Gun enthusiasts who were only allowed to fire their weapons at a gun range before the high court struck down the state’s tough gun permit laws are among the thousands of people now anxiously seeking full carry permits, CBS2’s Marcia Kramer reported Monday.
CBS2 discovered 9,187 people applied to the state for fingerprinting for gun permit background checks in August alone. That’s a stunning increase from the 3,187 who applied in August 2021.
Experts say the rush to get gun permits before the new law takes effect is because people don’t like the new requirements developed by Gov. Kathy Hochul and state officials to blunt the effects of the Supreme Court’s decision.
The new law says applicants must get 16 hours of hands-on gun training that includes firing and turn over three years of social media posts to prove they are of “good moral character.”
“This is going to ensure that we have qualitative people that are afforded these gun permits,” said Darrin Porcher, a Pace University professor and former NYPD lieutenant.
Actually, this is going to ensure that some people are denied their permits based on the arbitrary and capricious reasoning of licensing officials; a practice that was supposed to come to a screeching halt when SCOTUS ruled the state’s “may issue” laws out of order.

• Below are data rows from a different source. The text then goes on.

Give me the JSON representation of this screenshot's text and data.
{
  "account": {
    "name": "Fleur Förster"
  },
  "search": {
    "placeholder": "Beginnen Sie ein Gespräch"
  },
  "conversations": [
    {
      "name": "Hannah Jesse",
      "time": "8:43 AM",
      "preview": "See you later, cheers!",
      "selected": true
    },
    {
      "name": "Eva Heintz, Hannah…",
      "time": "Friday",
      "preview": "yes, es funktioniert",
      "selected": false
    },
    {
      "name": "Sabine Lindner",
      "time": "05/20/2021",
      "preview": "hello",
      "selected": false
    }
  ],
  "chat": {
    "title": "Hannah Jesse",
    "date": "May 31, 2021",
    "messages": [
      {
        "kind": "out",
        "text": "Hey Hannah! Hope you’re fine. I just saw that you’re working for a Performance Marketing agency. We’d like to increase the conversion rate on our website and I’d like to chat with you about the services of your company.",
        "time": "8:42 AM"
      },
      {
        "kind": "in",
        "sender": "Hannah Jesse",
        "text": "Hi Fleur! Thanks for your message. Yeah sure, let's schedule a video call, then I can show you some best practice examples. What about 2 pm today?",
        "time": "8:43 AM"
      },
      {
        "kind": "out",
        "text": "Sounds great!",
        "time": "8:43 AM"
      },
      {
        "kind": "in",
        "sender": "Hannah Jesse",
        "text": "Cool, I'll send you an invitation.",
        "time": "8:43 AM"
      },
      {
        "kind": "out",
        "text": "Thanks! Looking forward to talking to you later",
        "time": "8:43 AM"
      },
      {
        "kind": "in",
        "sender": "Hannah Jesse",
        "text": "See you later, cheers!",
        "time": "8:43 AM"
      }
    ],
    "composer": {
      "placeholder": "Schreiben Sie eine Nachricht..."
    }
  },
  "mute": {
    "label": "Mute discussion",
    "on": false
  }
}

And when these applicants actually receive their new permits, it’s going to be a felony offense for them to carry in most publicly-accessible places in the state, from public transportation to public parks. All privately-owned properties are de facto “gun-free zones” under New York’s new rules, with some property owners allowed to approve concealed carry on their premises but many others forbidden from doing so under any circumstance.
Given those restrictions and the legal jeopardy they entail for gun owners who want to remain on the right side of the law, it’s kind of amazing that there’s a rush to acquire a carry permit right now. There’s clearly a desire on the part of many New Yorkers to bear arms in self-defense, even if officials like Hochul and New York Attorney General Letitia James are doing everything they can to criminalize that right.
Will these new rules actually take effect though? There are multiple legal challenges underway, and it’s possible that some or all of the new laws may be halted before they can be enforced if the courts act before Thursday. I’m keeping my fingers crossed for that outcome, but even if the laws are allowed to take effect the court fights will continue until the state is finally forced to recognize and respect the right of the people to keep and bear arms.